So two weeks ago, I bought my wife a new knife. She had decided to join me in the kitchen, and the Wustof Grand Prix I’s we’ve had since we moved in together years ago were never quite right for her smaller hands. Her beautiful, razor-sharp Shun knife made it even clearer that my own knives need serious sharpening.

I’ve been looking for a solution for sometime. I have considered buying a sharpener, but I hear bad things. I have considered taking a national retailer up on their offer to sharpen them. And I know that I could always do it myself — but I must admit that I’m not inclined to learn on my own good knives.

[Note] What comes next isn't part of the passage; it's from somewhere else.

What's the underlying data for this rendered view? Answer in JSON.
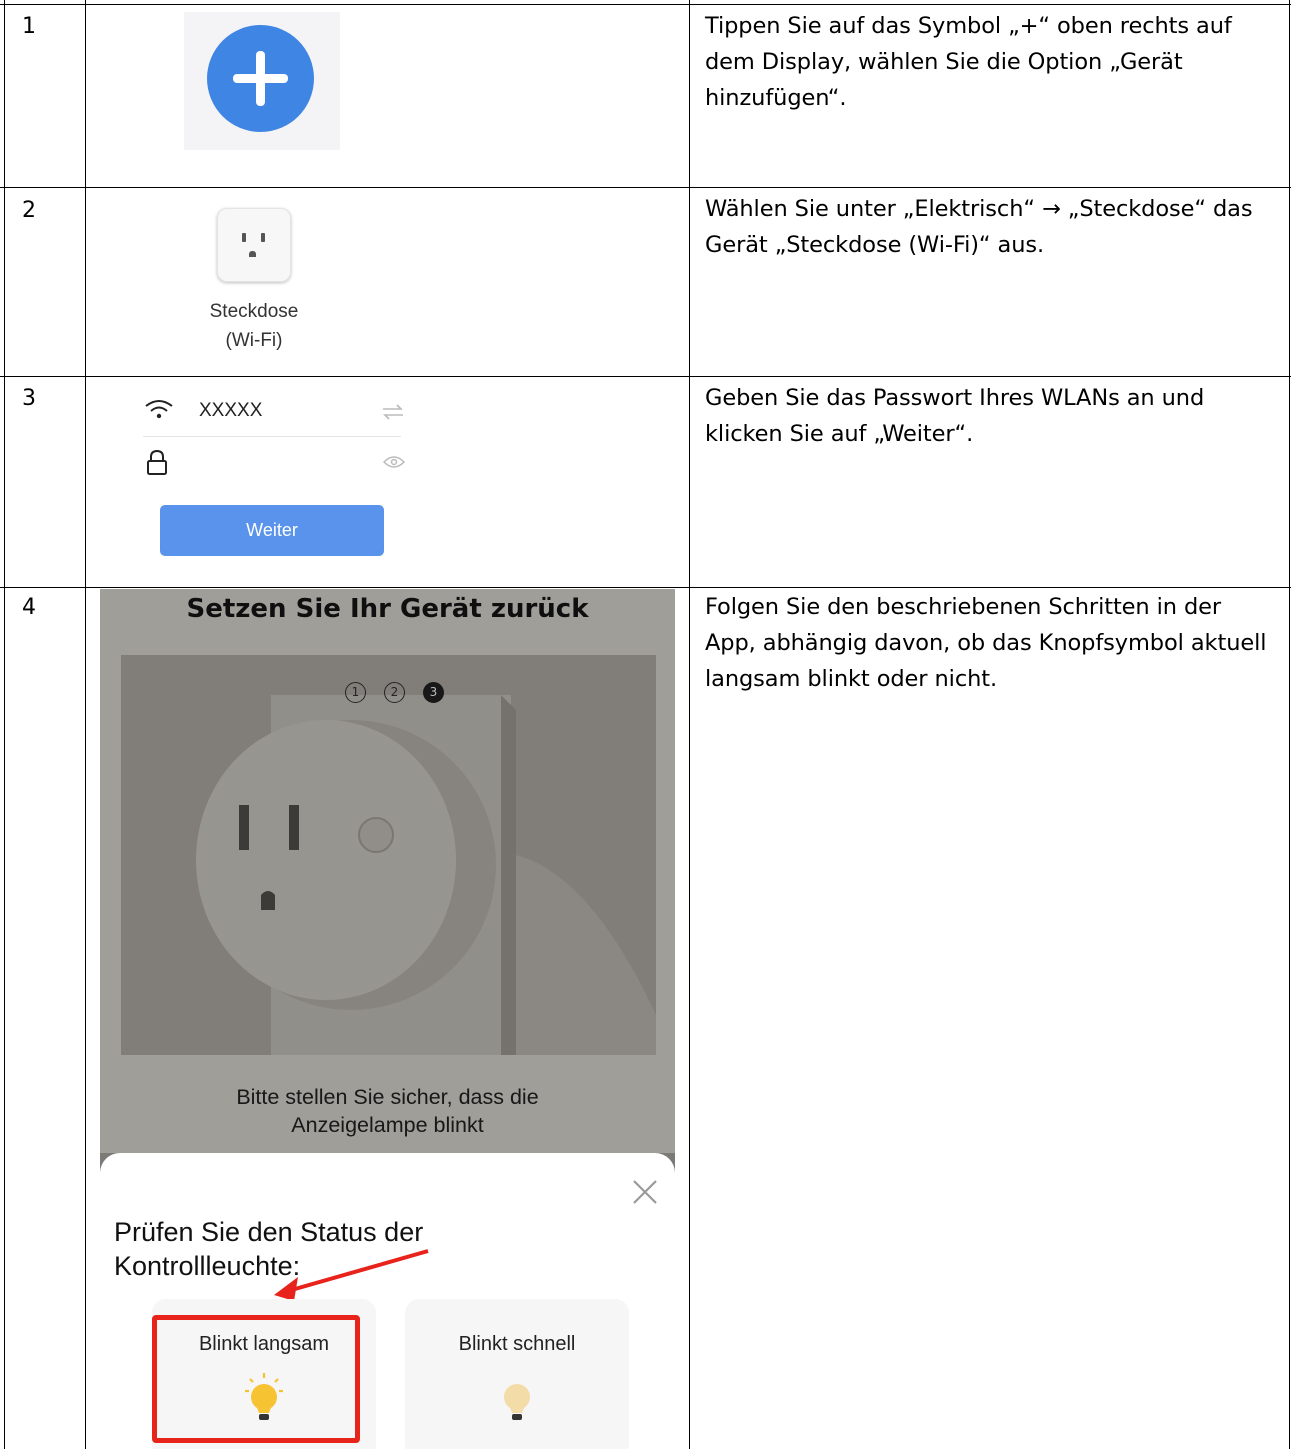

So, I am looking for assistance from my readers. How do you sharpen your knives? Professionally? Personally? Do you trust those chain stores to whack away at your blades? And which ones? Any and all advice is welcome.